## Supplied entries
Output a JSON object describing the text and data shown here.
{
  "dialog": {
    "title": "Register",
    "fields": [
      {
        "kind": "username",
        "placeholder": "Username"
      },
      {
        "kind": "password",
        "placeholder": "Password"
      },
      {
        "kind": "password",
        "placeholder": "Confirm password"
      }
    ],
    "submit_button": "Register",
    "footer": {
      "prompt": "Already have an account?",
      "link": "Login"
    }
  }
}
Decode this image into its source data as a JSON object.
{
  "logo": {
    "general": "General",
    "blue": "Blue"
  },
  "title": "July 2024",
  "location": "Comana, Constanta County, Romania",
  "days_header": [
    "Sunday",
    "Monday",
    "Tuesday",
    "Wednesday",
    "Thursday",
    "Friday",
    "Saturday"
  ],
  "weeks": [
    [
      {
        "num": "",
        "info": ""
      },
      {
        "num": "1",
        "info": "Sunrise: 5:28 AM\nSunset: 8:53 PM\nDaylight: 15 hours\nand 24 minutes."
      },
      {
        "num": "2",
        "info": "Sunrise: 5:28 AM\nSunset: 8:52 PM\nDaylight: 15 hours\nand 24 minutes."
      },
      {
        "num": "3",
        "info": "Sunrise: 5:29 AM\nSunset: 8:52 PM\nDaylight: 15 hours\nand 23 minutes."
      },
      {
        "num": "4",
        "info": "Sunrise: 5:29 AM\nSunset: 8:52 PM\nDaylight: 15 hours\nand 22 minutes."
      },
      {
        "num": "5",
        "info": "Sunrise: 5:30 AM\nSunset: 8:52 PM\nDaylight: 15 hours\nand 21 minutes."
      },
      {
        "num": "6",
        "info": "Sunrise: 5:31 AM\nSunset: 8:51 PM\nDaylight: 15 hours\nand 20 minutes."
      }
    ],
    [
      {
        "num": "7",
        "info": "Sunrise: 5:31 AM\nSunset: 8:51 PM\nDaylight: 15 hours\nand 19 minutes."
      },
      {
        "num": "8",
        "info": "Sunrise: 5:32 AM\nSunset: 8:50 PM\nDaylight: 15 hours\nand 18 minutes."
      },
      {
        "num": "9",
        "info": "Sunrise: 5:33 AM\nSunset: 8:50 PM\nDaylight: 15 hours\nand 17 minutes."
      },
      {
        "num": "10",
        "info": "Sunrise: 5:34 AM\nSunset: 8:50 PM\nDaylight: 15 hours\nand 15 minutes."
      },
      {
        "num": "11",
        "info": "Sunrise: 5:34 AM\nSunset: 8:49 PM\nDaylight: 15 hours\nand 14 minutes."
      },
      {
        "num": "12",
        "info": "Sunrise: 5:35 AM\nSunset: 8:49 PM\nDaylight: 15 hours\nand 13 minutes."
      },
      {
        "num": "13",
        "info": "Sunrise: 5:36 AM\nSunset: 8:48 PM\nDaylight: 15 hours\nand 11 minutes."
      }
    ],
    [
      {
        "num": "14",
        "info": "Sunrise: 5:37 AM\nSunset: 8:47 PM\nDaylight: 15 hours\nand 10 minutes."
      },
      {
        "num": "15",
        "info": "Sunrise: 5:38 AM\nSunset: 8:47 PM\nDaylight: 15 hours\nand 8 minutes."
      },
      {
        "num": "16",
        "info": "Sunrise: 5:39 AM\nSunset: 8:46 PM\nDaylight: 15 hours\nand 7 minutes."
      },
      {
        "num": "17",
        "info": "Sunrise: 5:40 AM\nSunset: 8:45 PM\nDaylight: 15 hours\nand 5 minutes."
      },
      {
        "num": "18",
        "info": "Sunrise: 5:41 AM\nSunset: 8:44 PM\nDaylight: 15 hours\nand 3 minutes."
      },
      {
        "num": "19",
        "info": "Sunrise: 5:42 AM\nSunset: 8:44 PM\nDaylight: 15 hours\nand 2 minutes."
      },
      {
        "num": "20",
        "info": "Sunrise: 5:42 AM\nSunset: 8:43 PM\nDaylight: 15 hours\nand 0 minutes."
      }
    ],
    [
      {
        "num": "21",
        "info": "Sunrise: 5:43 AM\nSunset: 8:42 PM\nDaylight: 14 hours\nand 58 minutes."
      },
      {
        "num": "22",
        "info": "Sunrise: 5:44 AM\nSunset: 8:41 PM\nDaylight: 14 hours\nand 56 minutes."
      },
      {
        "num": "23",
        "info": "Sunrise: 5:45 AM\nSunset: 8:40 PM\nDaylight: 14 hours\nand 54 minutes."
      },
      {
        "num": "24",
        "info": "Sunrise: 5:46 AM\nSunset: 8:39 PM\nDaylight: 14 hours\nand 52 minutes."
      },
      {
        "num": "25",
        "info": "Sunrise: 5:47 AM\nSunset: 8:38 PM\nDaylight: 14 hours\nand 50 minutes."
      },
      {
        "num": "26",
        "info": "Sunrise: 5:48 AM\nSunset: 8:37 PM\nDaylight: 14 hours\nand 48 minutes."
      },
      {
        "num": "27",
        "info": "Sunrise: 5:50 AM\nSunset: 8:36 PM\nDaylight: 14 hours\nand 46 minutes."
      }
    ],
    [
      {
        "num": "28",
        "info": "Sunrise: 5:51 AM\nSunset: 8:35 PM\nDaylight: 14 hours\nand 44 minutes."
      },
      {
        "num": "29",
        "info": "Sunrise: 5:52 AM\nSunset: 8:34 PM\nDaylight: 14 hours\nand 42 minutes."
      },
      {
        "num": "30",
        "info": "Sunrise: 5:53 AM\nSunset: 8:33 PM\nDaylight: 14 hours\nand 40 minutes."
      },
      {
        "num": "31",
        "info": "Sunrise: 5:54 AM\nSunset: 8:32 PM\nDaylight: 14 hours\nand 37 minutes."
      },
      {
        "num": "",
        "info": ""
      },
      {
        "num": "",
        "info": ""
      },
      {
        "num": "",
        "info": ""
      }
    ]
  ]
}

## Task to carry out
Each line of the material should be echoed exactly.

## Answer to the exercise
Output a JSON object describing the text and data shown here.
{
  "dialog": {
    "title": "Register",
    "fields": [
      {
        "kind": "username",
        "placeholder": "Username"
      },
      {
        "kind": "password",
        "placeholder": "Password"
      },
      {
        "kind": "password",
        "placeholder": "Confirm password"
      }
    ],
    "submit_button": "Register",
    "footer": {
      "prompt": "Already have an account?",
      "link": "Login"
    }
  }
}
Decode this image into its source data as a JSON object.
{
  "logo": {
    "general": "General",
    "blue": "Blue"
  },
  "title": "July 2024",
  "location": "Comana, Constanta County, Romania",
  "days_header": [
    "Sunday",
    "Monday",
    "Tuesday",
    "Wednesday",
    "Thursday",
    "Friday",
    "Saturday"
  ],
  "weeks": [
    [
      {
        "num": "",
        "info": ""
      },
      {
        "num": "1",
        "info": "Sunrise: 5:28 AM\nSunset: 8:53 PM\nDaylight: 15 hours\nand 24 minutes."
      },
      {
        "num": "2",
        "info": "Sunrise: 5:28 AM\nSunset: 8:52 PM\nDaylight: 15 hours\nand 24 minutes."
      },
      {
        "num": "3",
        "info": "Sunrise: 5:29 AM\nSunset: 8:52 PM\nDaylight: 15 hours\nand 23 minutes."
      },
      {
        "num": "4",
        "info": "Sunrise: 5:29 AM\nSunset: 8:52 PM\nDaylight: 15 hours\nand 22 minutes."
      },
      {
        "num": "5",
        "info": "Sunrise: 5:30 AM\nSunset: 8:52 PM\nDaylight: 15 hours\nand 21 minutes."
      },
      {
        "num": "6",
        "info": "Sunrise: 5:31 AM\nSunset: 8:51 PM\nDaylight: 15 hours\nand 20 minutes."
      }
    ],
    [
      {
        "num": "7",
        "info": "Sunrise: 5:31 AM\nSunset: 8:51 PM\nDaylight: 15 hours\nand 19 minutes."
      },
      {
        "num": "8",
        "info": "Sunrise: 5:32 AM\nSunset: 8:50 PM\nDaylight: 15 hours\nand 18 minutes."
      },
      {
        "num": "9",
        "info": "Sunrise: 5:33 AM\nSunset: 8:50 PM\nDaylight: 15 hours\nand 17 minutes."
      },
      {
        "num": "10",
        "info": "Sunrise: 5:34 AM\nSunset: 8:50 PM\nDaylight: 15 hours\nand 15 minutes."
      },
      {
        "num": "11",
        "info": "Sunrise: 5:34 AM\nSunset: 8:49 PM\nDaylight: 15 hours\nand 14 minutes."
      },
      {
        "num": "12",
        "info": "Sunrise: 5:35 AM\nSunset: 8:49 PM\nDaylight: 15 hours\nand 13 minutes."
      },
      {
        "num": "13",
        "info": "Sunrise: 5:36 AM\nSunset: 8:48 PM\nDaylight: 15 hours\nand 11 minutes."
      }
    ],
    [
      {
        "num": "14",
        "info": "Sunrise: 5:37 AM\nSunset: 8:47 PM\nDaylight: 15 hours\nand 10 minutes."
      },
      {
        "num": "15",
        "info": "Sunrise: 5:38 AM\nSunset: 8:47 PM\nDaylight: 15 hours\nand 8 minutes."
      },
      {
        "num": "16",
        "info": "Sunrise: 5:39 AM\nSunset: 8:46 PM\nDaylight: 15 hours\nand 7 minutes."
      },
      {
        "num": "17",
        "info": "Sunrise: 5:40 AM\nSunset: 8:45 PM\nDaylight: 15 hours\nand 5 minutes."
      },
      {
        "num": "18",
        "info": "Sunrise: 5:41 AM\nSunset: 8:44 PM\nDaylight: 15 hours\nand 3 minutes."
      },
      {
        "num": "19",
        "info": "Sunrise: 5:42 AM\nSunset: 8:44 PM\nDaylight: 15 hours\nand 2 minutes."
      },
      {
        "num": "20",
        "info": "Sunrise: 5:42 AM\nSunset: 8:43 PM\nDaylight: 15 hours\nand 0 minutes."
      }
    ],
    [
      {
        "num": "21",
        "info": "Sunrise: 5:43 AM\nSunset: 8:42 PM\nDaylight: 14 hours\nand 58 minutes."
      },
      {
        "num": "22",
        "info": "Sunrise: 5:44 AM\nSunset: 8:41 PM\nDaylight: 14 hours\nand 56 minutes."
      },
      {
        "num": "23",
        "info": "Sunrise: 5:45 AM\nSunset: 8:40 PM\nDaylight: 14 hours\nand 54 minutes."
      },
      {
        "num": "24",
        "info": "Sunrise: 5:46 AM\nSunset: 8:39 PM\nDaylight: 14 hours\nand 52 minutes."
      },
      {
        "num": "25",
        "info": "Sunrise: 5:47 AM\nSunset: 8:38 PM\nDaylight: 14 hours\nand 50 minutes."
      },
      {
        "num": "26",
        "info": "Sunrise: 5:48 AM\nSunset: 8:37 PM\nDaylight: 14 hours\nand 48 minutes."
      },
      {
        "num": "27",
        "info": "Sunrise: 5:50 AM\nSunset: 8:36 PM\nDaylight: 14 hours\nand 46 minutes."
      }
    ],
    [
      {
        "num": "28",
        "info": "Sunrise: 5:51 AM\nSunset: 8:35 PM\nDaylight: 14 hours\nand 44 minutes."
      },
      {
        "num": "29",
        "info": "Sunrise: 5:52 AM\nSunset: 8:34 PM\nDaylight: 14 hours\nand 42 minutes."
      },
      {
        "num": "30",
        "info": "Sunrise: 5:53 AM\nSunset: 8:33 PM\nDaylight: 14 hours\nand 40 minutes."
      },
      {
        "num": "31",
        "info": "Sunrise: 5:54 AM\nSunset: 8:32 PM\nDaylight: 14 hours\nand 37 minutes."
      },
      {
        "num": "",
        "info": ""
      },
      {
        "num": "",
        "info": ""
      },
      {
        "num": "",
        "info": ""
      }
    ]
  ]
}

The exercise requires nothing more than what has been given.